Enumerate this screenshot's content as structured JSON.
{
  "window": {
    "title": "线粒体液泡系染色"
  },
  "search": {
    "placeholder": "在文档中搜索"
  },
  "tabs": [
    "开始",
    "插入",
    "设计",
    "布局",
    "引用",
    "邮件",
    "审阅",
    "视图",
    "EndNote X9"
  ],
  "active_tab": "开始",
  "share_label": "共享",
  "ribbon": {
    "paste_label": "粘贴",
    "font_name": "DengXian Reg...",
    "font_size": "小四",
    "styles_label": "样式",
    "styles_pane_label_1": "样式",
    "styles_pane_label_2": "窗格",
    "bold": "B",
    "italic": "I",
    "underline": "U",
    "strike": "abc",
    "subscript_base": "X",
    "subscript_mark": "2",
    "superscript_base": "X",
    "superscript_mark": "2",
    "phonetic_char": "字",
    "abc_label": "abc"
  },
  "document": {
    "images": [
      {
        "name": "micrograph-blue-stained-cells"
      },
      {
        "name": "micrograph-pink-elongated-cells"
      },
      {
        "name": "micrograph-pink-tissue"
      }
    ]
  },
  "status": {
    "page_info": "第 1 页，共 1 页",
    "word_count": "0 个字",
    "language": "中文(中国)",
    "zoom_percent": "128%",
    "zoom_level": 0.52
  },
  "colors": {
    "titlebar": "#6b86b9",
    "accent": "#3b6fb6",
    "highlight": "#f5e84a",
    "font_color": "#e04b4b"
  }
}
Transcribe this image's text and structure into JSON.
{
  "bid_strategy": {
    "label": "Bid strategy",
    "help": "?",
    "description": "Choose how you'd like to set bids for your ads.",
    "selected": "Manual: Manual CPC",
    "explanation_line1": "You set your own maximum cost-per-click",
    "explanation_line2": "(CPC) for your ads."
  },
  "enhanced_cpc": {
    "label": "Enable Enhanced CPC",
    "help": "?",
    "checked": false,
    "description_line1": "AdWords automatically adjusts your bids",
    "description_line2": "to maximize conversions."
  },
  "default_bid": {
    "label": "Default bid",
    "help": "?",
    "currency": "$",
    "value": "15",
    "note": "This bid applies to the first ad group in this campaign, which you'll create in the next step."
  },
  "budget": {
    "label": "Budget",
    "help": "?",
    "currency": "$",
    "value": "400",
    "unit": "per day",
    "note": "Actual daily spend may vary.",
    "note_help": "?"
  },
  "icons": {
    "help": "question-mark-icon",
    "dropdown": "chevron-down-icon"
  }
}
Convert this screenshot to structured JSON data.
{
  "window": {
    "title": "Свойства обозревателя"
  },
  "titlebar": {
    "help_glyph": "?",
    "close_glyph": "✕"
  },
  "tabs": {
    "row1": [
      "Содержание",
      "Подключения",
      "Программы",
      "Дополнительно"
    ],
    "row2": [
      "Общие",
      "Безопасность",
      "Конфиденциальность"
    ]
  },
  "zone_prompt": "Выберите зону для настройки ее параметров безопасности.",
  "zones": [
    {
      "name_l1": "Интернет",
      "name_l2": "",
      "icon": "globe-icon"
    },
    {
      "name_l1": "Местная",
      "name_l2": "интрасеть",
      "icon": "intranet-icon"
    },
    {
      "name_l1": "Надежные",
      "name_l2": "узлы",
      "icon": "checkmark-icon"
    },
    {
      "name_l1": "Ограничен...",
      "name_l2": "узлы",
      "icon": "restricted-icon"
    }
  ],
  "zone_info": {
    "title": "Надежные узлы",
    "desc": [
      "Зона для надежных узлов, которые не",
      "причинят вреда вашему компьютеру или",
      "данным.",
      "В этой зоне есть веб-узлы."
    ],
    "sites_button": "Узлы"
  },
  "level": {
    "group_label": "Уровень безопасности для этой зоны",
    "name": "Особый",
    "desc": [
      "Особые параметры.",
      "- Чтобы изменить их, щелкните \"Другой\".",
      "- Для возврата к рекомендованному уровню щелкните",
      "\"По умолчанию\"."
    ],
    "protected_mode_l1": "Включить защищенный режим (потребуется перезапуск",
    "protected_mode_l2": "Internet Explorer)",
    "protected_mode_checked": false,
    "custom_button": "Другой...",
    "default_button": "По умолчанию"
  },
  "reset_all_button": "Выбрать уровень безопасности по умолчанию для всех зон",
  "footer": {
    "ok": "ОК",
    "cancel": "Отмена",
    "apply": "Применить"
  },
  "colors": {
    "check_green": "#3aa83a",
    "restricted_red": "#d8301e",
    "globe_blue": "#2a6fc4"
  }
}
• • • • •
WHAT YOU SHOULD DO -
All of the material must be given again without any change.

WRITTEN ANSWER -
Enumerate this screenshot's content as structured JSON.
{
  "window": {
    "title": "线粒体液泡系染色"
  },
  "search": {
    "placeholder": "在文档中搜索"
  },
  "tabs": [
    "开始",
    "插入",
    "设计",
    "布局",
    "引用",
    "邮件",
    "审阅",
    "视图",
    "EndNote X9"
  ],
  "active_tab": "开始",
  "share_label": "共享",
  "ribbon": {
    "paste_label": "粘贴",
    "font_name": "DengXian Reg...",
    "font_size": "小四",
    "styles_label": "样式",
    "styles_pane_label_1": "样式",
    "styles_pane_label_2": "窗格",
    "bold": "B",
    "italic": "I",
    "underline": "U",
    "strike": "abc",
    "subscript_base": "X",
    "subscript_mark": "2",
    "superscript_base": "X",
    "superscript_mark": "2",
    "phonetic_char": "字",
    "abc_label": "abc"
  },
  "document": {
    "images": [
      {
        "name": "micrograph-blue-stained-cells"
      },
      {
        "name": "micrograph-pink-elongated-cells"
      },
      {
        "name": "micrograph-pink-tissue"
      }
    ]
  },
  "status": {
    "page_info": "第 1 页，共 1 页",
    "word_count": "0 个字",
    "language": "中文(中国)",
    "zoom_percent": "128%",
    "zoom_level": 0.52
  },
  "colors": {
    "titlebar": "#6b86b9",
    "accent": "#3b6fb6",
    "highlight": "#f5e84a",
    "font_color": "#e04b4b"
  }
}
Transcribe this image's text and structure into JSON.
{
  "bid_strategy": {
    "label": "Bid strategy",
    "help": "?",
    "description": "Choose how you'd like to set bids for your ads.",
    "selected": "Manual: Manual CPC",
    "explanation_line1": "You set your own maximum cost-per-click",
    "explanation_line2": "(CPC) for your ads."
  },
  "enhanced_cpc": {
    "label": "Enable Enhanced CPC",
    "help": "?",
    "checked": false,
    "description_line1": "AdWords automatically adjusts your bids",
    "description_line2": "to maximize conversions."
  },
  "default_bid": {
    "label": "Default bid",
    "help": "?",
    "currency": "$",
    "value": "15",
    "note": "This bid applies to the first ad group in this campaign, which you'll create in the next step."
  },
  "budget": {
    "label": "Budget",
    "help": "?",
    "currency": "$",
    "value": "400",
    "unit": "per day",
    "note": "Actual daily spend may vary.",
    "note_help": "?"
  },
  "icons": {
    "help": "question-mark-icon",
    "dropdown": "chevron-down-icon"
  }
}
Convert this screenshot to structured JSON data.
{
  "window": {
    "title": "Свойства обозревателя"
  },
  "titlebar": {
    "help_glyph": "?",
    "close_glyph": "✕"
  },
  "tabs": {
    "row1": [
      "Содержание",
      "Подключения",
      "Программы",
      "Дополнительно"
    ],
    "row2": [
      "Общие",
      "Безопасность",
      "Конфиденциальность"
    ]
  },
  "zone_prompt": "Выберите зону для настройки ее параметров безопасности.",
  "zones": [
    {
      "name_l1": "Интернет",
      "name_l2": "",
      "icon": "globe-icon"
    },
    {
      "name_l1": "Местная",
      "name_l2": "интрасеть",
      "icon": "intranet-icon"
    },
    {
      "name_l1": "Надежные",
      "name_l2": "узлы",
      "icon": "checkmark-icon"
    },
    {
      "name_l1": "Ограничен...",
      "name_l2": "узлы",
      "icon": "restricted-icon"
    }
  ],
  "zone_info": {
    "title": "Надежные узлы",
    "desc": [
      "Зона для надежных узлов, которые не",
      "причинят вреда вашему компьютеру или",
      "данным.",
      "В этой зоне есть веб-узлы."
    ],
    "sites_button": "Узлы"
  },
  "level": {
    "group_label": "Уровень безопасности для этой зоны",
    "name": "Особый",
    "desc": [
      "Особые параметры.",
      "- Чтобы изменить их, щелкните \"Другой\".",
      "- Для возврата к рекомендованному уровню щелкните",
      "\"По умолчанию\"."
    ],
    "protected_mode_l1": "Включить защищенный режим (потребуется перезапуск",
    "protected_mode_l2": "Internet Explorer)",
    "protected_mode_checked": false,
    "custom_button": "Другой...",
    "default_button": "По умолчанию"
  },
  "reset_all_button": "Выбрать уровень безопасности по умолчанию для всех зон",
  "footer": {
    "ok": "ОК",
    "cancel": "Отмена",
    "apply": "Применить"
  },
  "colors": {
    "check_green": "#3aa83a",
    "restricted_red": "#d8301e",
    "globe_blue": "#2a6fc4"
  }
}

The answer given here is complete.